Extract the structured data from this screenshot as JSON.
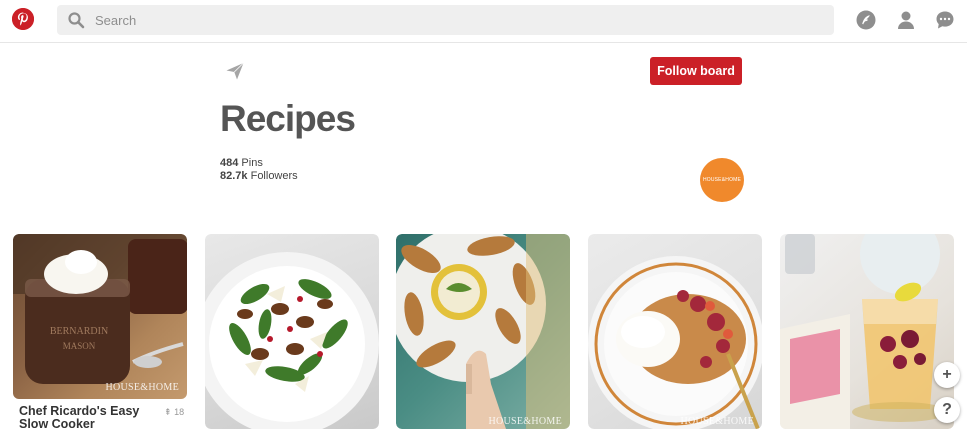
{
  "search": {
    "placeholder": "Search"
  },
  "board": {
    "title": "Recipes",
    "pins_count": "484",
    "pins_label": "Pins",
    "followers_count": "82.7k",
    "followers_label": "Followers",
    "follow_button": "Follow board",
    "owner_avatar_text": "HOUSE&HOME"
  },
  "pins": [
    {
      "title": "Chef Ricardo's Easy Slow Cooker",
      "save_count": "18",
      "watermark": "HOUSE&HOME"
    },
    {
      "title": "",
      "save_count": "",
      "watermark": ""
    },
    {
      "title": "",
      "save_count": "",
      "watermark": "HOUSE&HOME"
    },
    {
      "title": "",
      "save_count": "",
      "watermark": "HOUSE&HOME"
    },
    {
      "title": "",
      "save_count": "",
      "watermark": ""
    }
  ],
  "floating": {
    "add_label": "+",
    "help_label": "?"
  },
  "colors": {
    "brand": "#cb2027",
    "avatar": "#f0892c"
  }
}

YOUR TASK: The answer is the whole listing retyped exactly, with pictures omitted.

SOLUTION BELOW:
Extract the structured data from this screenshot as JSON.
{
  "search": {
    "placeholder": "Search"
  },
  "board": {
    "title": "Recipes",
    "pins_count": "484",
    "pins_label": "Pins",
    "followers_count": "82.7k",
    "followers_label": "Followers",
    "follow_button": "Follow board",
    "owner_avatar_text": "HOUSE&HOME"
  },
  "pins": [
    {
      "title": "Chef Ricardo's Easy Slow Cooker",
      "save_count": "18",
      "watermark": "HOUSE&HOME"
    },
    {
      "title": "",
      "save_count": "",
      "watermark": ""
    },
    {
      "title": "",
      "save_count": "",
      "watermark": "HOUSE&HOME"
    },
    {
      "title": "",
      "save_count": "",
      "watermark": "HOUSE&HOME"
    },
    {
      "title": "",
      "save_count": "",
      "watermark": ""
    }
  ],
  "floating": {
    "add_label": "+",
    "help_label": "?"
  },
  "colors": {
    "brand": "#cb2027",
    "avatar": "#f0892c"
  }
}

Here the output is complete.